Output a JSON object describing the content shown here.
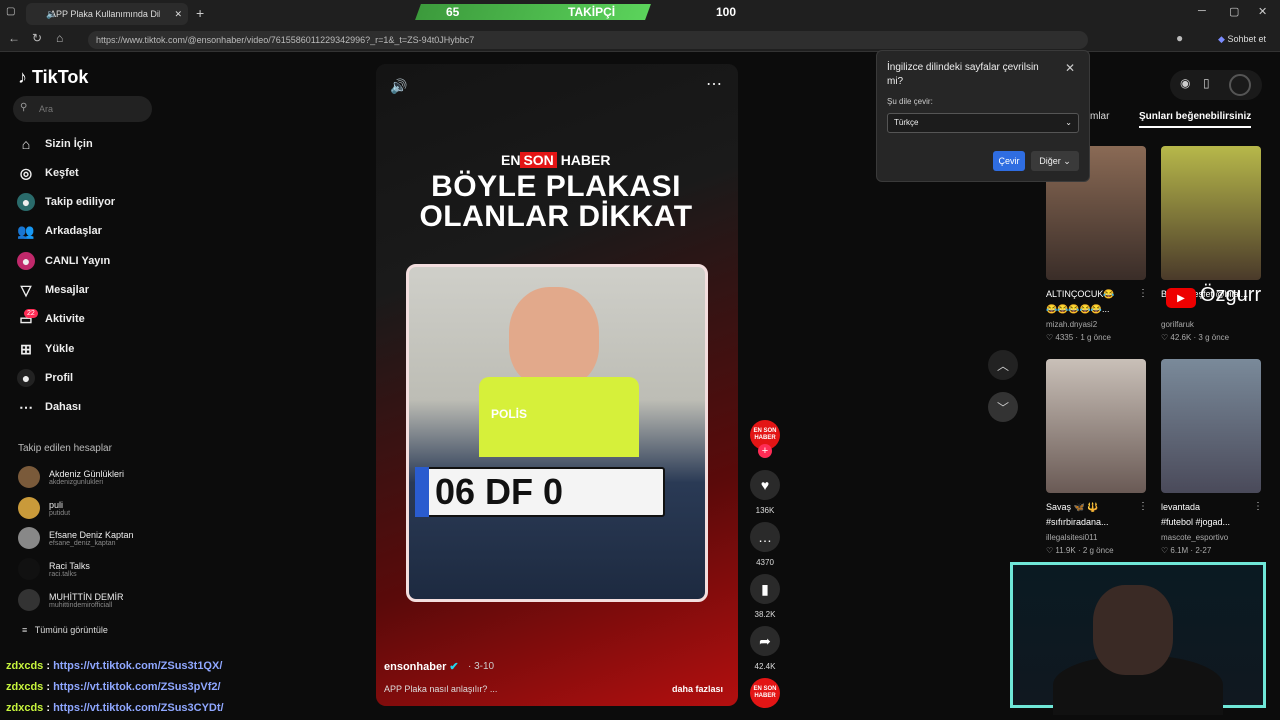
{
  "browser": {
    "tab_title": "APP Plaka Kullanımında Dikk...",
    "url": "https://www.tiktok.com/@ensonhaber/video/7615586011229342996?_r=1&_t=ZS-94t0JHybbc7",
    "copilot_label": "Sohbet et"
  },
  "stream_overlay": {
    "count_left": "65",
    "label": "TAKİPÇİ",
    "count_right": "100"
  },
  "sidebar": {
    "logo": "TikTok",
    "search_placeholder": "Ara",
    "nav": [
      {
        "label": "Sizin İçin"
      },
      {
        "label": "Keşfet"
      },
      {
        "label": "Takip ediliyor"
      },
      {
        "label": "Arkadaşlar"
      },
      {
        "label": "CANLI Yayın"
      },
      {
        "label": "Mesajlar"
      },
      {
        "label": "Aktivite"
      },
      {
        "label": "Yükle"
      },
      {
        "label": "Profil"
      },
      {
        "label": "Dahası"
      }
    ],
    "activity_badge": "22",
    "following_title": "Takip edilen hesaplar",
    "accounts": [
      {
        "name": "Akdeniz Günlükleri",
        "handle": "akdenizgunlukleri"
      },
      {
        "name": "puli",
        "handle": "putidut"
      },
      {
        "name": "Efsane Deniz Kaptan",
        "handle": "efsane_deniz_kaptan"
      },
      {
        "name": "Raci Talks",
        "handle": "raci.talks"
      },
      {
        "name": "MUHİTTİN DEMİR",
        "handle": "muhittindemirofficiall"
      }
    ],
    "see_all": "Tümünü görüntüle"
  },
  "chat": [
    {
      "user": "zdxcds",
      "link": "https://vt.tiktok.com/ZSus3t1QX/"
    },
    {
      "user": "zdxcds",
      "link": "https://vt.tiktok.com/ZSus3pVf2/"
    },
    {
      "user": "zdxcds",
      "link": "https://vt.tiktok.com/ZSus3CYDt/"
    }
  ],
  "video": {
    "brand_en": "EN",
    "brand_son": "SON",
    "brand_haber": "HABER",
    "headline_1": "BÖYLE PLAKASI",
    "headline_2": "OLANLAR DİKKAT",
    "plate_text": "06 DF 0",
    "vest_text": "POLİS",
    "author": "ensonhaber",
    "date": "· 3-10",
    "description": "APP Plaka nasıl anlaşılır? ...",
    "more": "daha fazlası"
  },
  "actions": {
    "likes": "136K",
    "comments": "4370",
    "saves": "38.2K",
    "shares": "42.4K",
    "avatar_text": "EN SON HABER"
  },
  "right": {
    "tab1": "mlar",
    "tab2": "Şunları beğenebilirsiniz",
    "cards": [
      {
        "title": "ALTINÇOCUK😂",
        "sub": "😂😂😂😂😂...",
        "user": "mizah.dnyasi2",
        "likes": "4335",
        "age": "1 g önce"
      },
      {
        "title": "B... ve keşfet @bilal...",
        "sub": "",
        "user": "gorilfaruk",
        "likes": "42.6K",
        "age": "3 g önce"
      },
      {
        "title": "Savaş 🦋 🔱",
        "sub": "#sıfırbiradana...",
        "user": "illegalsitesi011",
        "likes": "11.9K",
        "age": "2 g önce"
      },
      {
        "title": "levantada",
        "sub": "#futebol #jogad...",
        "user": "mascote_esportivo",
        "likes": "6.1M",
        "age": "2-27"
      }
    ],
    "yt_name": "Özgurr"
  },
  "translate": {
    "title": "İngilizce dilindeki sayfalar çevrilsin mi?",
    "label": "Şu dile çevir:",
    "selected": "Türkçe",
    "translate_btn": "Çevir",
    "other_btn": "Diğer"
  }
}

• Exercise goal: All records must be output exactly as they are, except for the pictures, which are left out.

• Response to this task:
Output a JSON object describing the content shown here.
{
  "browser": {
    "tab_title": "APP Plaka Kullanımında Dikk...",
    "url": "https://www.tiktok.com/@ensonhaber/video/7615586011229342996?_r=1&_t=ZS-94t0JHybbc7",
    "copilot_label": "Sohbet et"
  },
  "stream_overlay": {
    "count_left": "65",
    "label": "TAKİPÇİ",
    "count_right": "100"
  },
  "sidebar": {
    "logo": "TikTok",
    "search_placeholder": "Ara",
    "nav": [
      {
        "label": "Sizin İçin"
      },
      {
        "label": "Keşfet"
      },
      {
        "label": "Takip ediliyor"
      },
      {
        "label": "Arkadaşlar"
      },
      {
        "label": "CANLI Yayın"
      },
      {
        "label": "Mesajlar"
      },
      {
        "label": "Aktivite"
      },
      {
        "label": "Yükle"
      },
      {
        "label": "Profil"
      },
      {
        "label": "Dahası"
      }
    ],
    "activity_badge": "22",
    "following_title": "Takip edilen hesaplar",
    "accounts": [
      {
        "name": "Akdeniz Günlükleri",
        "handle": "akdenizgunlukleri"
      },
      {
        "name": "puli",
        "handle": "putidut"
      },
      {
        "name": "Efsane Deniz Kaptan",
        "handle": "efsane_deniz_kaptan"
      },
      {
        "name": "Raci Talks",
        "handle": "raci.talks"
      },
      {
        "name": "MUHİTTİN DEMİR",
        "handle": "muhittindemirofficiall"
      }
    ],
    "see_all": "Tümünü görüntüle"
  },
  "chat": [
    {
      "user": "zdxcds",
      "link": "https://vt.tiktok.com/ZSus3t1QX/"
    },
    {
      "user": "zdxcds",
      "link": "https://vt.tiktok.com/ZSus3pVf2/"
    },
    {
      "user": "zdxcds",
      "link": "https://vt.tiktok.com/ZSus3CYDt/"
    }
  ],
  "video": {
    "brand_en": "EN",
    "brand_son": "SON",
    "brand_haber": "HABER",
    "headline_1": "BÖYLE PLAKASI",
    "headline_2": "OLANLAR DİKKAT",
    "plate_text": "06 DF 0",
    "vest_text": "POLİS",
    "author": "ensonhaber",
    "date": "· 3-10",
    "description": "APP Plaka nasıl anlaşılır? ...",
    "more": "daha fazlası"
  },
  "actions": {
    "likes": "136K",
    "comments": "4370",
    "saves": "38.2K",
    "shares": "42.4K",
    "avatar_text": "EN SON HABER"
  },
  "right": {
    "tab1": "mlar",
    "tab2": "Şunları beğenebilirsiniz",
    "cards": [
      {
        "title": "ALTINÇOCUK😂",
        "sub": "😂😂😂😂😂...",
        "user": "mizah.dnyasi2",
        "likes": "4335",
        "age": "1 g önce"
      },
      {
        "title": "B... ve keşfet @bilal...",
        "sub": "",
        "user": "gorilfaruk",
        "likes": "42.6K",
        "age": "3 g önce"
      },
      {
        "title": "Savaş 🦋 🔱",
        "sub": "#sıfırbiradana...",
        "user": "illegalsitesi011",
        "likes": "11.9K",
        "age": "2 g önce"
      },
      {
        "title": "levantada",
        "sub": "#futebol #jogad...",
        "user": "mascote_esportivo",
        "likes": "6.1M",
        "age": "2-27"
      }
    ],
    "yt_name": "Özgurr"
  },
  "translate": {
    "title": "İngilizce dilindeki sayfalar çevrilsin mi?",
    "label": "Şu dile çevir:",
    "selected": "Türkçe",
    "translate_btn": "Çevir",
    "other_btn": "Diğer"
  }
}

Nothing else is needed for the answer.